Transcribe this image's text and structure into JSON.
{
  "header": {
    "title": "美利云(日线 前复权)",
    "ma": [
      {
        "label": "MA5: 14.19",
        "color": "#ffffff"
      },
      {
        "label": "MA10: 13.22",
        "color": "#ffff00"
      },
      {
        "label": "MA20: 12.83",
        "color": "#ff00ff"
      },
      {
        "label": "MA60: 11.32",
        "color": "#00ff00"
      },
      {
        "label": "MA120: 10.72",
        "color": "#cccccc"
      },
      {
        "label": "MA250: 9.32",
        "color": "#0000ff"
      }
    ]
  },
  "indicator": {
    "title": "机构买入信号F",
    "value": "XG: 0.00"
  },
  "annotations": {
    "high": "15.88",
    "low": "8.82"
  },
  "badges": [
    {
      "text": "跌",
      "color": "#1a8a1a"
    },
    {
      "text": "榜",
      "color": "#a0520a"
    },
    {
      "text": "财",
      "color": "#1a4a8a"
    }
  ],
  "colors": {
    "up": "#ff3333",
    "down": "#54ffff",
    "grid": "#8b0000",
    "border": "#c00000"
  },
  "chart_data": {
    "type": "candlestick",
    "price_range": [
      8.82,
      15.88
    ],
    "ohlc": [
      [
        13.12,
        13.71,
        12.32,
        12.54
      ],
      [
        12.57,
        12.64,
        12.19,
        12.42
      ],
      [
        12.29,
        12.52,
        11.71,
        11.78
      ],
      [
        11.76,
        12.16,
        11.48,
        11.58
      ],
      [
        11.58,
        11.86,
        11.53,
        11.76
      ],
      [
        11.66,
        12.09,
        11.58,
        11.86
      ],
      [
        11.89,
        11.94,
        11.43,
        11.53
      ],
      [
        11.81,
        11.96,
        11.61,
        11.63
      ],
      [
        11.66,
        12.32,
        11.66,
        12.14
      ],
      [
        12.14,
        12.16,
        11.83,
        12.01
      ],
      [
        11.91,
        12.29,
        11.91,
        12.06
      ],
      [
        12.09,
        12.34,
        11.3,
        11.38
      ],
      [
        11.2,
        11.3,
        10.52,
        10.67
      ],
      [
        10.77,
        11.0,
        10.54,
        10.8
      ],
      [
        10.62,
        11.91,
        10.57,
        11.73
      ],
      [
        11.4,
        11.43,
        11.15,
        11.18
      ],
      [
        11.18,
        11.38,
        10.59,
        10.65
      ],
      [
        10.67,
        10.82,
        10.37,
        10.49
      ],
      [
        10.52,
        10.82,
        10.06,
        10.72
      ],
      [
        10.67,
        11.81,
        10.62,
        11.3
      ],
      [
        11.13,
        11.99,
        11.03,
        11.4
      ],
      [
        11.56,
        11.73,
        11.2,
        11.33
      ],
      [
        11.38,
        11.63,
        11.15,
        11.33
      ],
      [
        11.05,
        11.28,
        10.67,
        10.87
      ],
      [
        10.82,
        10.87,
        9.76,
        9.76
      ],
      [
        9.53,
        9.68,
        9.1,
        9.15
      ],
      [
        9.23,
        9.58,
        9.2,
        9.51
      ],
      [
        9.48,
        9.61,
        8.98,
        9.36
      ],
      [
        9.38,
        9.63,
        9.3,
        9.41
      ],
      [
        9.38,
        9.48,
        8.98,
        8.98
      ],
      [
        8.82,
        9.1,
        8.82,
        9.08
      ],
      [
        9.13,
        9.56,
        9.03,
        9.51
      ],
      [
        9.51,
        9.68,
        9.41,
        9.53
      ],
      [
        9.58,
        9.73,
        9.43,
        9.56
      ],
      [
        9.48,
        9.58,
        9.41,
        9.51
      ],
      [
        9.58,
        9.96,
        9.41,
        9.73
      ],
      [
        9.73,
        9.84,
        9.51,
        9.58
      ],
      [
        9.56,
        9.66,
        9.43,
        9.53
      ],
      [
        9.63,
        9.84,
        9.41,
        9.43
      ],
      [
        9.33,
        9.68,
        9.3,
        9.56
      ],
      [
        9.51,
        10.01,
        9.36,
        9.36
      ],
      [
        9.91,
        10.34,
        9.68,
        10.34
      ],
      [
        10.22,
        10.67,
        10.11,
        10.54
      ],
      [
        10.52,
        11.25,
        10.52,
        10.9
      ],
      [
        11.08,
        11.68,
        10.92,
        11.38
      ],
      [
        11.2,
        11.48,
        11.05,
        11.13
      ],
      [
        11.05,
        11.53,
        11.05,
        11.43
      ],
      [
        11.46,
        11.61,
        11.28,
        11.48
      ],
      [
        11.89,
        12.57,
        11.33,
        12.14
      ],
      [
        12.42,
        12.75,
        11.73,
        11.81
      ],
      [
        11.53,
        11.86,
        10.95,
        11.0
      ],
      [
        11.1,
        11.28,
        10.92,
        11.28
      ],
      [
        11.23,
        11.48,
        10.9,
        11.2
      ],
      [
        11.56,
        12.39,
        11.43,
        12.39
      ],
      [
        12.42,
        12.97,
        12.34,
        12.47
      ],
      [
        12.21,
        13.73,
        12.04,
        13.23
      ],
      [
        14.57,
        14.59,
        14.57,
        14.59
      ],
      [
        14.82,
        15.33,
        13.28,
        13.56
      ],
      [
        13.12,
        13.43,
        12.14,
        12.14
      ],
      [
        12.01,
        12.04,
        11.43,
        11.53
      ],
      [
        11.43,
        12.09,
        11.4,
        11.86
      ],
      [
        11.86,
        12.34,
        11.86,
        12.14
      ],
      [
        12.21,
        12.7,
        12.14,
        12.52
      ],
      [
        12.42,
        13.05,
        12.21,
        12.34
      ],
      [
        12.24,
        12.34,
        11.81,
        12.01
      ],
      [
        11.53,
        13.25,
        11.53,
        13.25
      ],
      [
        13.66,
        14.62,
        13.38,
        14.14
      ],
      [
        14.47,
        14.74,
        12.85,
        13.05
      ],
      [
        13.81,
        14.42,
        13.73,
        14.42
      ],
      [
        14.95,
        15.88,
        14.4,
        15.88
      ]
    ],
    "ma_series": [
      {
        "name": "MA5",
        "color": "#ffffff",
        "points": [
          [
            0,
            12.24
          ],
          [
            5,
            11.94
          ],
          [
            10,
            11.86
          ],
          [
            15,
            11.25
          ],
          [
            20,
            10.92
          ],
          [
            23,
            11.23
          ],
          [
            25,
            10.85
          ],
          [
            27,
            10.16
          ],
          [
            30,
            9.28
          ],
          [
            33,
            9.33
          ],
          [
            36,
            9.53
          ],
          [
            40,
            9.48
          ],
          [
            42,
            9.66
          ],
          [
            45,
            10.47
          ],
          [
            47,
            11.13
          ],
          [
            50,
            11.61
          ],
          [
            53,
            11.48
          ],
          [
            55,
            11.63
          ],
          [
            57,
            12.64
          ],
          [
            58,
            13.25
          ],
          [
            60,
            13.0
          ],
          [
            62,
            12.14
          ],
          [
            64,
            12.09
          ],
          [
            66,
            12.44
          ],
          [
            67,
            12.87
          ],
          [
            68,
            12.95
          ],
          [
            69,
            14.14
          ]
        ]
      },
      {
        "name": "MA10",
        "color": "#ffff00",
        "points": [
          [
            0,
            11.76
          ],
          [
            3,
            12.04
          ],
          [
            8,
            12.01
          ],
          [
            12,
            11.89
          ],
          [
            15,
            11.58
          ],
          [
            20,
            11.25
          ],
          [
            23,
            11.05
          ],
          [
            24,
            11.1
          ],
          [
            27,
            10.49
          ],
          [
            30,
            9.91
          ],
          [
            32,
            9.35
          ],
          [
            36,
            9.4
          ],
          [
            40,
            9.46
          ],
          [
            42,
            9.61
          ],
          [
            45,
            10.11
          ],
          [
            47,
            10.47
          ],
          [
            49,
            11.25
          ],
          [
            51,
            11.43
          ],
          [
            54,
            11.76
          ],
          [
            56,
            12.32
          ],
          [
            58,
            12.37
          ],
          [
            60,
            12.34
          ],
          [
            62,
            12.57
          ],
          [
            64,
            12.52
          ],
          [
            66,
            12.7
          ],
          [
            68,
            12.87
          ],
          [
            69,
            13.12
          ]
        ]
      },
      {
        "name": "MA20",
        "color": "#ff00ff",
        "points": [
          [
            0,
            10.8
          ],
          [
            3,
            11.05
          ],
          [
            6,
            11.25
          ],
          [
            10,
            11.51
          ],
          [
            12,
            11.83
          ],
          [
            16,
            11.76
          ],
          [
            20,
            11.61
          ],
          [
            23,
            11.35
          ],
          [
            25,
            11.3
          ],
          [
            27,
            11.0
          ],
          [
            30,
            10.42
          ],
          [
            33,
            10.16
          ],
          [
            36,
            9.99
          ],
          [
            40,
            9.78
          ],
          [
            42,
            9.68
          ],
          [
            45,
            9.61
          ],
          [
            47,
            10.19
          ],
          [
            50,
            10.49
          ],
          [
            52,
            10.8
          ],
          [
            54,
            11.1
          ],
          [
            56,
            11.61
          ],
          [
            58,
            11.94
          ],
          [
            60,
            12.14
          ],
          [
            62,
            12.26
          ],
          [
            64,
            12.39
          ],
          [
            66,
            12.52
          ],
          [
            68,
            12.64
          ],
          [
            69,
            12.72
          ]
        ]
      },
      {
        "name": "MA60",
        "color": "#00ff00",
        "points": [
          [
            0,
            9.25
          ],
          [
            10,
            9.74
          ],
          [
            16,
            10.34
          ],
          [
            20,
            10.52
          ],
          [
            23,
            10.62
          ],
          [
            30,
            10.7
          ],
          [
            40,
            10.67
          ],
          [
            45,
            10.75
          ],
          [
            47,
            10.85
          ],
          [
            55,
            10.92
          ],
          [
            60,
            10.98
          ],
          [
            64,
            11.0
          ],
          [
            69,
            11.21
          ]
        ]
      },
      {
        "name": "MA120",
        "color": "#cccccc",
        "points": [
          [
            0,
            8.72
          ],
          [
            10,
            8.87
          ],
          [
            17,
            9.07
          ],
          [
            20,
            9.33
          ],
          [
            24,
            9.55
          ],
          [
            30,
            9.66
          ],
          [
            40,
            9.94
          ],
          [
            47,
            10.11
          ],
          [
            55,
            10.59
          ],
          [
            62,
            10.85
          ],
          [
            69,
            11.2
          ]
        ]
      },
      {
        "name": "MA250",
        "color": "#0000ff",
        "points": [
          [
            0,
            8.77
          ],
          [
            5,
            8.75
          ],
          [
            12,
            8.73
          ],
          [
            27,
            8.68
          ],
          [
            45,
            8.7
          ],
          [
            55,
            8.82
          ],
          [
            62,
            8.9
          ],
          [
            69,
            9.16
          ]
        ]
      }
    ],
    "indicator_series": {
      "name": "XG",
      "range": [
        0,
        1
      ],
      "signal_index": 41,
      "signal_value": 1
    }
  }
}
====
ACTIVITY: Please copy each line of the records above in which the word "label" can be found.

ANSWER TO THIS TASK:
        "label": "MA5: 14.19",
        "label": "MA10: 13.22",
        "label": "MA20: 12.83",
        "label": "MA60: 11.32",
        "label": "MA120: 10.72",
        "label": "MA250: 9.32",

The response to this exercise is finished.